* **Material to process**
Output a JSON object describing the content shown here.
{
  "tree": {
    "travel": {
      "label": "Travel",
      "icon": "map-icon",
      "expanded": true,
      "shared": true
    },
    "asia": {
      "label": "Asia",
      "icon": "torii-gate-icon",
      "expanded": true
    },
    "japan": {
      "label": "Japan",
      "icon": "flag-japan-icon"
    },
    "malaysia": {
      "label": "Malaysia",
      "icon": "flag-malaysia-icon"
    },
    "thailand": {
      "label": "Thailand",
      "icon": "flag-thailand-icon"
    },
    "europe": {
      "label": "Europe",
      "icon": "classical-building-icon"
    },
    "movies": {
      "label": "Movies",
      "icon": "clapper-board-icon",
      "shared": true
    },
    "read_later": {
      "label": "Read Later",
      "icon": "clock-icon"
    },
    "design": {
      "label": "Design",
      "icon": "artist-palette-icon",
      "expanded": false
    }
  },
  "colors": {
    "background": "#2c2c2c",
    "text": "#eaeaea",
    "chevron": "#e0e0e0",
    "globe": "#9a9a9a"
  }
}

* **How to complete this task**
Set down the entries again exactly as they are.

* **Solution to the exercise**
Output a JSON object describing the content shown here.
{
  "tree": {
    "travel": {
      "label": "Travel",
      "icon": "map-icon",
      "expanded": true,
      "shared": true
    },
    "asia": {
      "label": "Asia",
      "icon": "torii-gate-icon",
      "expanded": true
    },
    "japan": {
      "label": "Japan",
      "icon": "flag-japan-icon"
    },
    "malaysia": {
      "label": "Malaysia",
      "icon": "flag-malaysia-icon"
    },
    "thailand": {
      "label": "Thailand",
      "icon": "flag-thailand-icon"
    },
    "europe": {
      "label": "Europe",
      "icon": "classical-building-icon"
    },
    "movies": {
      "label": "Movies",
      "icon": "clapper-board-icon",
      "shared": true
    },
    "read_later": {
      "label": "Read Later",
      "icon": "clock-icon"
    },
    "design": {
      "label": "Design",
      "icon": "artist-palette-icon",
      "expanded": false
    }
  },
  "colors": {
    "background": "#2c2c2c",
    "text": "#eaeaea",
    "chevron": "#e0e0e0",
    "globe": "#9a9a9a"
  }
}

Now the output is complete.